A couple of months ago I was plodding through L.A. traffic when a fantastical creature appeared in my rearview mirror. It looked like the unholy offspring of a Pontiac Aztek and a Subaru Baja, and it wore manufacturer plates. Identifying badges were removed, and the clatter of a pint-size diesel emanated from beneath the hood. I later ascertained that this hot mess of a minitruck was none other than a Ssangyong Actyon.
Like a birdwatcher who spies a rare speckle-breasted ticklenoggin, I was inordinately pleased to spot an Actyon in action — you see Ssangyongs in Britain, but it seems to be one of the few brands sold in Europe that is still off-limits to us. Until recently, you could name a long list of cool cars (predominantly small hatchbacks) that Americans were denied. But those days are over. All the Euro cars are here — or, I should say, all the good ones.
That point was underscored last summer, when I banged a U-turn and screeched into a parking lot to examine what I thought must be some weird, European-market prototype. It turned out to be a Fiat 500L, albeit the first I’d seen in person. So it was just somebody’s car. How cool. This is the sort of vehicle that was supposed to be anathema to Silverado-driving America, a funky little space-efficient people mover. Yet there it was, parked outside of a strip mall in North Carolina, acting like it belonged.
When I first visited Europe in 1998, I felt like Charles Darwin landing in the Galapagos, such was the alien diversity of the automotive ecosystem. Back then, there was very little overlap in the Venn diagram depicting Our Cars and Their Cars. Now we’ve got plumbers driving Sprinters and florists in Transit Connects. Fiats roam free, and the raspy song of the diesel sings out from beneath the hoods of Chevy Cruzes, Volkswagen Jettas, and many a Mercedes-Benz, Audi, and BMW. Our Ford Fiesta and Focus are not dumb versions of theirs. In fact, instead of European divisions deigning to occasionally grace us with the likes of a Cadillac Catera, we foist our cars onto them. Hey, Belgium, how do you like your Fiat Freemonts? Because those are really Dodge Journeys. You’re welcome.

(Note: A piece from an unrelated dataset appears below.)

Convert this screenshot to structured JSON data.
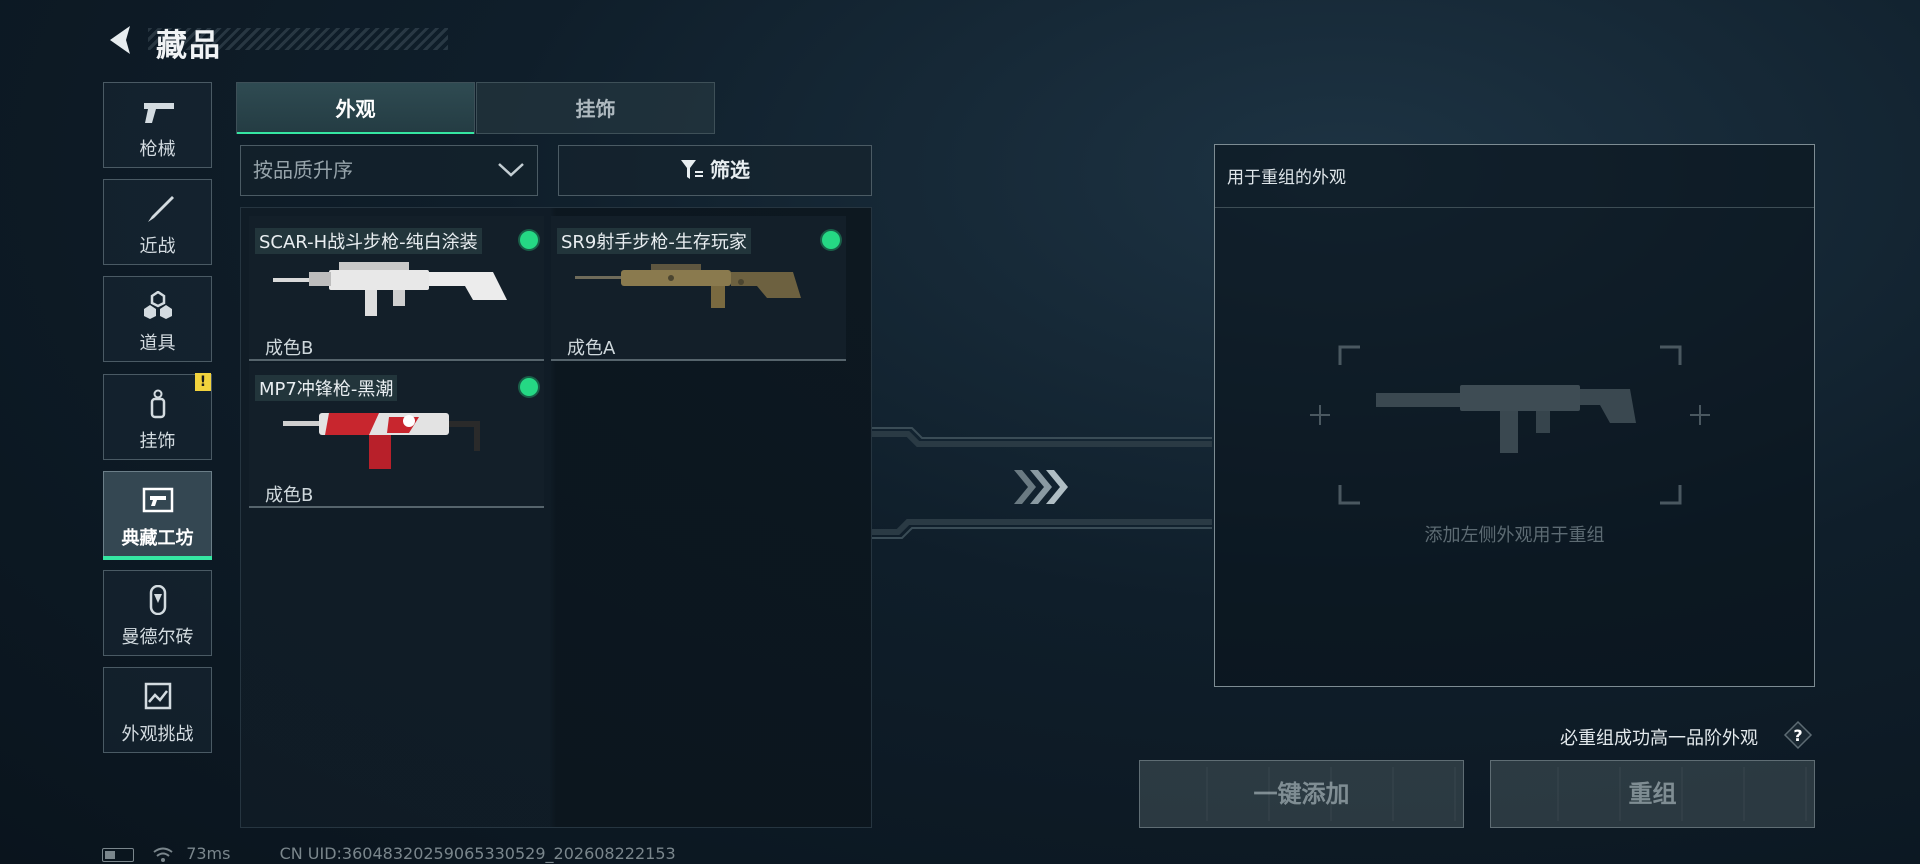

I credit this renaissance to two major factors. First, the resurrection of the Mini proved that Americans would buy small premium hatchbacks, provided they were well executed. Second, gasoline is permanently expensive, and the prices of cars themselves ratchet inexorably higher, creating a business case for a tasty morsel like the Fiesta ST or an inveterate oddball like the 500L. I recently drove the latter, and I can say that no car outside of Italy made me feel more like a Roman taxi driver. Where to? The Spanish Steps? I take you on a tour first! No, no arguing!
But it’s not just small cars that benefit from the influx of Euro influence. When it comes to the qualities that we associate with European ride and handling — composure, balance, the ability to tackle a bumpy road without getting tossed around like a blimp in a hurricane — American cars are no longer much different from their Euro counterparts. Fifteen years ago, Cadillac was pushing sport sedans with V-8s and front-wheel drive. Now we’ve got the CTS Vsport, a twin-turbo case study in handling finesse that I strongly suspect would torch any of the equivalent Germans around a road course.

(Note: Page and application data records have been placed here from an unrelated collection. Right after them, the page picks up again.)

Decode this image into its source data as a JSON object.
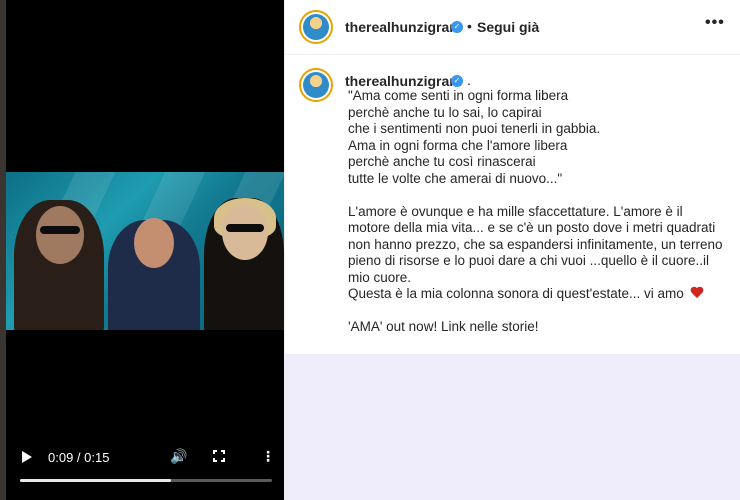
{
  "video": {
    "time_display": "0:09 / 0:15",
    "progress_fraction": 0.6
  },
  "post": {
    "header": {
      "username": "therealhunzigram",
      "separator": "•",
      "follow_status": "Segui già",
      "options": "•••"
    },
    "caption": {
      "username": "therealhunzigram",
      "trailing": ".",
      "lines_before_heart": "\"Ama come senti in ogni forma libera\nperchè anche tu lo sai, lo capirai\nche i sentimenti non puoi tenerli in gabbia.\nAma in ogni forma che l'amore libera\nperchè anche tu così rinascerai\ntutte le volte che amerai di nuovo...\"\n\nL'amore è ovunque e ha mille sfaccettature. L'amore è il motore della mia vita... e se c'è un posto dove i metri quadrati non hanno prezzo, che sa espandersi infinitamente, un terreno pieno di risorse e lo puoi dare a chi vuoi ...quello è il cuore..il mio cuore.\nQuesta è la mia colonna sonora di quest'estate... vi amo ",
      "lines_after_heart": "\n\n'AMA' out now! Link nelle storie!"
    }
  },
  "colors": {
    "verified": "#3897f0",
    "heart": "#d0261e",
    "empty_region": "#efedfc"
  },
  "icons": [
    "play-icon",
    "volume-icon",
    "fullscreen-icon",
    "more-options-icon",
    "verified-icon",
    "heart-icon",
    "options-icon"
  ]
}
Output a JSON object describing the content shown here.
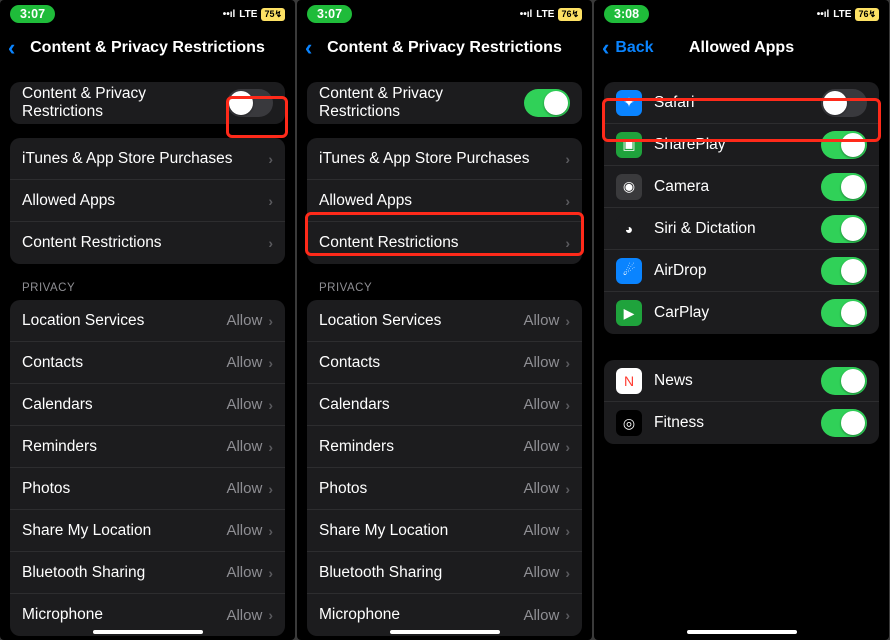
{
  "phones": [
    {
      "time": "3:07",
      "signal": "••ıl",
      "network": "LTE",
      "battery": "75",
      "title": "Content & Privacy Restrictions",
      "toggleRow": {
        "label": "Content & Privacy Restrictions",
        "on": false
      },
      "navRows": [
        {
          "label": "iTunes & App Store Purchases"
        },
        {
          "label": "Allowed Apps"
        },
        {
          "label": "Content Restrictions"
        }
      ],
      "privacyHeader": "PRIVACY",
      "privacyRows": [
        {
          "label": "Location Services",
          "value": "Allow"
        },
        {
          "label": "Contacts",
          "value": "Allow"
        },
        {
          "label": "Calendars",
          "value": "Allow"
        },
        {
          "label": "Reminders",
          "value": "Allow"
        },
        {
          "label": "Photos",
          "value": "Allow"
        },
        {
          "label": "Share My Location",
          "value": "Allow"
        },
        {
          "label": "Bluetooth Sharing",
          "value": "Allow"
        },
        {
          "label": "Microphone",
          "value": "Allow"
        }
      ]
    },
    {
      "time": "3:07",
      "signal": "••ıl",
      "network": "LTE",
      "battery": "76",
      "title": "Content & Privacy Restrictions",
      "toggleRow": {
        "label": "Content & Privacy Restrictions",
        "on": true
      },
      "navRows": [
        {
          "label": "iTunes & App Store Purchases"
        },
        {
          "label": "Allowed Apps"
        },
        {
          "label": "Content Restrictions"
        }
      ],
      "privacyHeader": "PRIVACY",
      "privacyRows": [
        {
          "label": "Location Services",
          "value": "Allow"
        },
        {
          "label": "Contacts",
          "value": "Allow"
        },
        {
          "label": "Calendars",
          "value": "Allow"
        },
        {
          "label": "Reminders",
          "value": "Allow"
        },
        {
          "label": "Photos",
          "value": "Allow"
        },
        {
          "label": "Share My Location",
          "value": "Allow"
        },
        {
          "label": "Bluetooth Sharing",
          "value": "Allow"
        },
        {
          "label": "Microphone",
          "value": "Allow"
        }
      ]
    },
    {
      "time": "3:08",
      "signal": "••ıl",
      "network": "LTE",
      "battery": "76",
      "back": "Back",
      "title": "Allowed Apps",
      "apps": [
        {
          "label": "Safari",
          "on": false,
          "iconColor": "#0a84ff",
          "glyph": "✦"
        },
        {
          "label": "SharePlay",
          "on": true,
          "iconColor": "#1fa33c",
          "glyph": "▣"
        },
        {
          "label": "Camera",
          "on": true,
          "iconColor": "#3a3a3c",
          "glyph": "◉"
        },
        {
          "label": "Siri & Dictation",
          "on": true,
          "iconColor": "#1c1c1e",
          "glyph": "◕"
        },
        {
          "label": "AirDrop",
          "on": true,
          "iconColor": "#0a84ff",
          "glyph": "☄"
        },
        {
          "label": "CarPlay",
          "on": true,
          "iconColor": "#1fa33c",
          "glyph": "▶"
        }
      ],
      "apps2": [
        {
          "label": "News",
          "on": true,
          "iconColor": "#ffffff",
          "glyph": "N"
        },
        {
          "label": "Fitness",
          "on": true,
          "iconColor": "#000000",
          "glyph": "◎"
        }
      ]
    }
  ]
}
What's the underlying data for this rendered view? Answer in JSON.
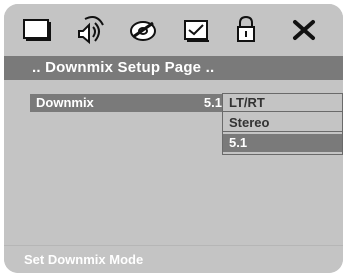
{
  "topbar": {
    "icons": [
      {
        "name": "screen-icon"
      },
      {
        "name": "audio-speaker-icon"
      },
      {
        "name": "disc-icon"
      },
      {
        "name": "checklist-icon"
      },
      {
        "name": "lock-icon"
      },
      {
        "name": "close-icon"
      }
    ]
  },
  "page": {
    "title": ".. Downmix Setup Page .."
  },
  "setting": {
    "label": "Downmix",
    "value": "5.1"
  },
  "options": [
    {
      "label": "LT/RT"
    },
    {
      "label": "Stereo"
    },
    {
      "label": "5.1"
    }
  ],
  "status": {
    "text": "Set Downmix Mode"
  },
  "colors": {
    "panel": "#c4c4c4",
    "header_bar": "#7a7a7a",
    "selected_row": "#7a7a7a",
    "text_light": "#ffffff",
    "text_dark": "#333333"
  }
}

If there’s a downside to all this upside, it’s that the proliferation of world cars imbued with Euro flavor imparts a kind of uniform competence that, within any given class, can read as homogeneity. Even in the case of the new Corvette, the polish of its interior appointments and handling tacitly affirms that gleeful trashiness doesn’t cut it when you’re trying to conquest the BMW M4 and Porsche Boxster crowds.
Which is why I’m so happy about the new SRT Viper. Not because it’s a better car than the Vette, but because it’s so different. It’s rude and screaming fast and still flawed in many of the ways it has always been flawed, jackhammering its funky exhaust pulses out side pipes that just can’t wait to scald you. Chrysler doesn’t even try to sell it in Europe.
Sorry about that, Europeans. I used to know how you feel.